- Written by Queen Munguti for KenyaKidz
Despite the fact that the world’s population is made up of 13 per cent of let handed people, they are still at a disadvantage because they are forced to adapt to right handed equipment including things such as pencils, spoons, scissors and even cups.
For Linda, the mother of a left handed child when she herself is right-handed, did not realise how dire the situation is until when the teachers at her child’s school complained of her untidiness and she had to explain to them that she was just trying to become accustomed to the right-handed way of doing things.
“I had to explain to them that as a left-handed child certain things like holding a pencil, the way she places her book on the table and even her handwriting will be different and if forced to do it the right-handed way then it will lead to a mess,” said Linda the founder of the organisation Lefty Kenya, created to raise awareness of the challenges facing left handed people in the country.

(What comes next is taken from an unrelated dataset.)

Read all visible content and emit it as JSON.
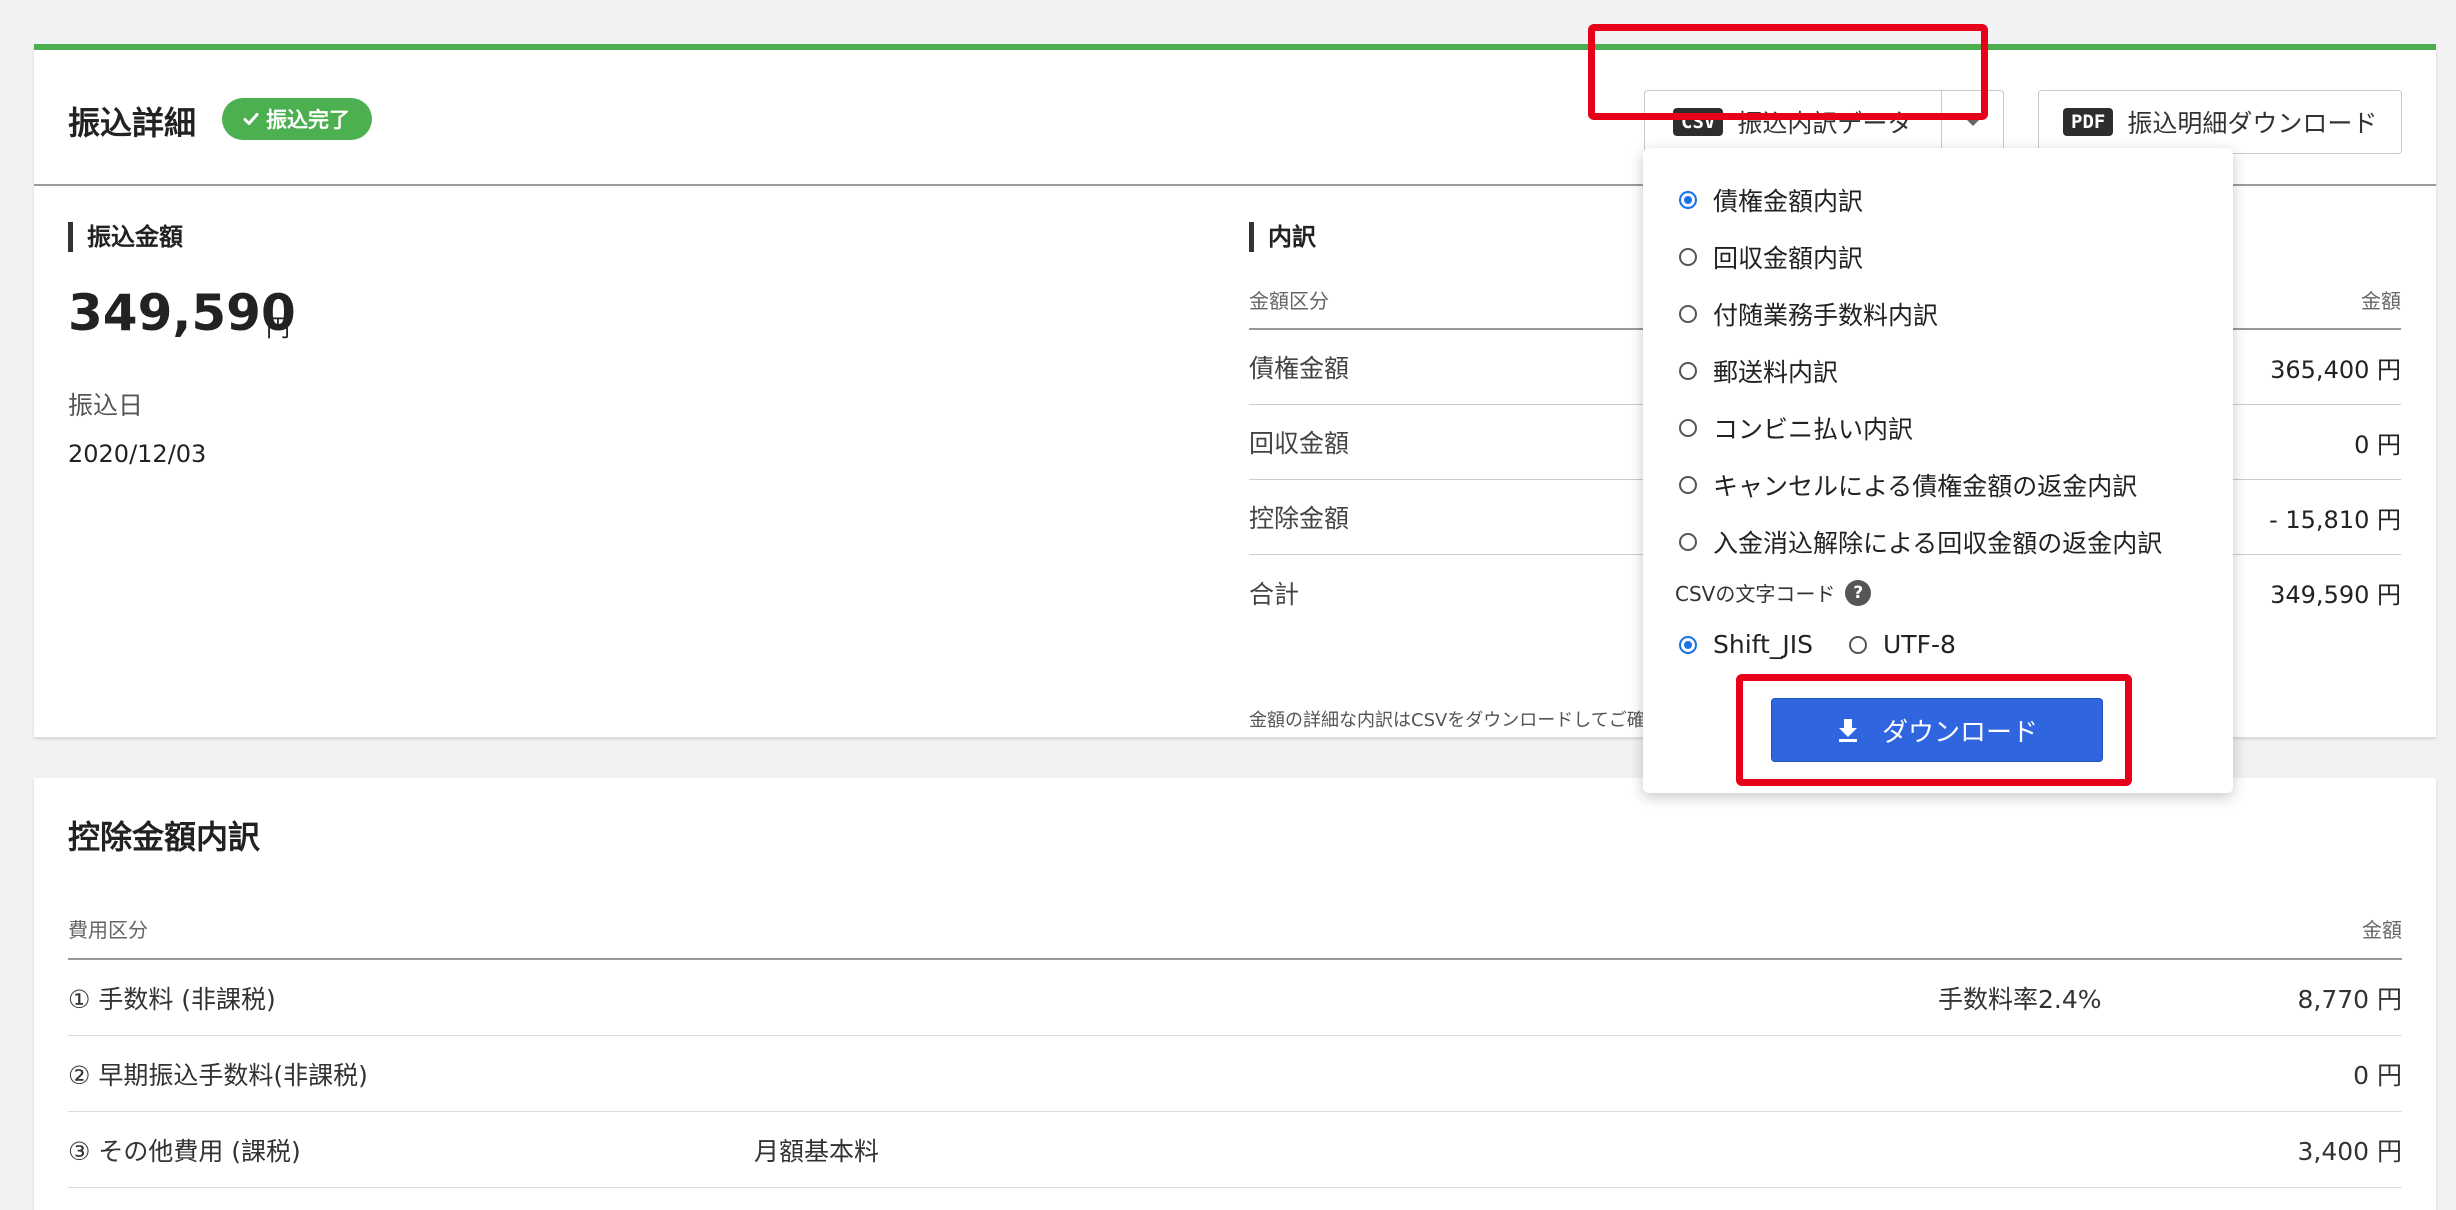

“It is not a disability but they are expected to compromise when using everyday tools including even a sharpener, which can be quite difficult.”
The organisation was established last year as a way to mobilize and help people understand the world that left handed people live in plus also offer support to them. Its aim is to give them the confidence and skills to approach their tasks in a safe, comfortable and effective way, educate the society and cultivate a more empathetic and accepting culture towards the left-handed.
In a bid to do this, the organisation works with the parents who have left handed children and share with them information on how to cater for their left-handed children at home.
“We also work with also work with schools to provide the correct ‘handed’ stationery, equipments, sensitizing the teachers and making them realize the importance of knowing a student’s handedness because it affects their class work in so many ways: their letter formation and handwriting, their sitting position, posture, placement of their worksheets, stationery requirements,” said Linda.
There are also forums that we hold that encourage people to discuss all issues left handed and deliberate on possible solutions to create collective power bringing left handed people together to interact, share stories and encourage each other.”
Besides this, lefty Kenya also sells efficient left-handed products for their use at home, school, and work such as pens, cooking sticks, cork screws, can openers, scissors and sharpeners among others.
“Products that are designed for them have reversed designs compared to the right-handed equivalents: scissors with reversed blades and handles; corkscrews with reversed spirals for a left-hand twist, knives with reversed serration in order to help them with their duties.”
To get in touch with them contact: 0799 872 416 or visit their website www.leftykenya.org